THE PARTICULAR origin of the olfactory mucosa is well-known. Both the epithelial and the nervous portions originate from the same thickening, which forms above the rudimentary mouth to the detriment of the epiblast. It is therefore a rare, but no less unquestionable, example of the epiblastic origin of certain nerve cells.
One might expect, a priori, to encounter in the nasal fossae tumors bearing a more or less marked resemblance to those originating in the central nervous system. This fact has been definitely established. It is to Louis Berger that credit is due for the identification of the nerve tumors of the olfactory organ.

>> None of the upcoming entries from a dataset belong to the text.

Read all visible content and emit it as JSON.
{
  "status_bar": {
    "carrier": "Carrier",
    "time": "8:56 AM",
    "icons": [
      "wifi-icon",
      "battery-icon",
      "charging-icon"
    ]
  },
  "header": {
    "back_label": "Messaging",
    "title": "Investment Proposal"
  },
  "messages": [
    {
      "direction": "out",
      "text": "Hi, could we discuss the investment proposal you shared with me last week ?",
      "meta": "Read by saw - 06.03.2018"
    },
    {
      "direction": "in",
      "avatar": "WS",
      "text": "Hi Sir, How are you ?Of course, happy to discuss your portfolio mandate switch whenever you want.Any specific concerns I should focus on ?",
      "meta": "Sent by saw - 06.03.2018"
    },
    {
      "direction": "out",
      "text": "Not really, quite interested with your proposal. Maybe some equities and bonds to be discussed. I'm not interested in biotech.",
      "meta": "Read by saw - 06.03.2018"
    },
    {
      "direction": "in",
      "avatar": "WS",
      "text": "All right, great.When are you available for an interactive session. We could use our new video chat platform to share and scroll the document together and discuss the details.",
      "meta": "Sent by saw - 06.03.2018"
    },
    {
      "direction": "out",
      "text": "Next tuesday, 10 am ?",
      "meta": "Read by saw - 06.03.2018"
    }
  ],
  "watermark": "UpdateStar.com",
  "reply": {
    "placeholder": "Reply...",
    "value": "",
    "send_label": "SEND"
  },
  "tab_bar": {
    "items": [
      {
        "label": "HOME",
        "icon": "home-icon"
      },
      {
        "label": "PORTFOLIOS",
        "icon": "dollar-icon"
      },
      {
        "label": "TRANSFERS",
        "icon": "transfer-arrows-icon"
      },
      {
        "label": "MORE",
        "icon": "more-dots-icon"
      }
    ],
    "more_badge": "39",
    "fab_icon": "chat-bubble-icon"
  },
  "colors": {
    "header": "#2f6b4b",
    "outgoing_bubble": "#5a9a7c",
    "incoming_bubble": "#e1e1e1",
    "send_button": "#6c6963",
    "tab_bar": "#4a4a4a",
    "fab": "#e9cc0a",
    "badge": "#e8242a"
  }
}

Berger1 described in 1924, at the Institut d'Anatomie Pathologique de Strasbourg, a tumor of the nasal fossae, observed in a 50-year-old man, of which the histological structure was reminiscent of that of the embryonic nerve tumors, called "nevraxo-epitheliomas" by P. Masson and characterized by the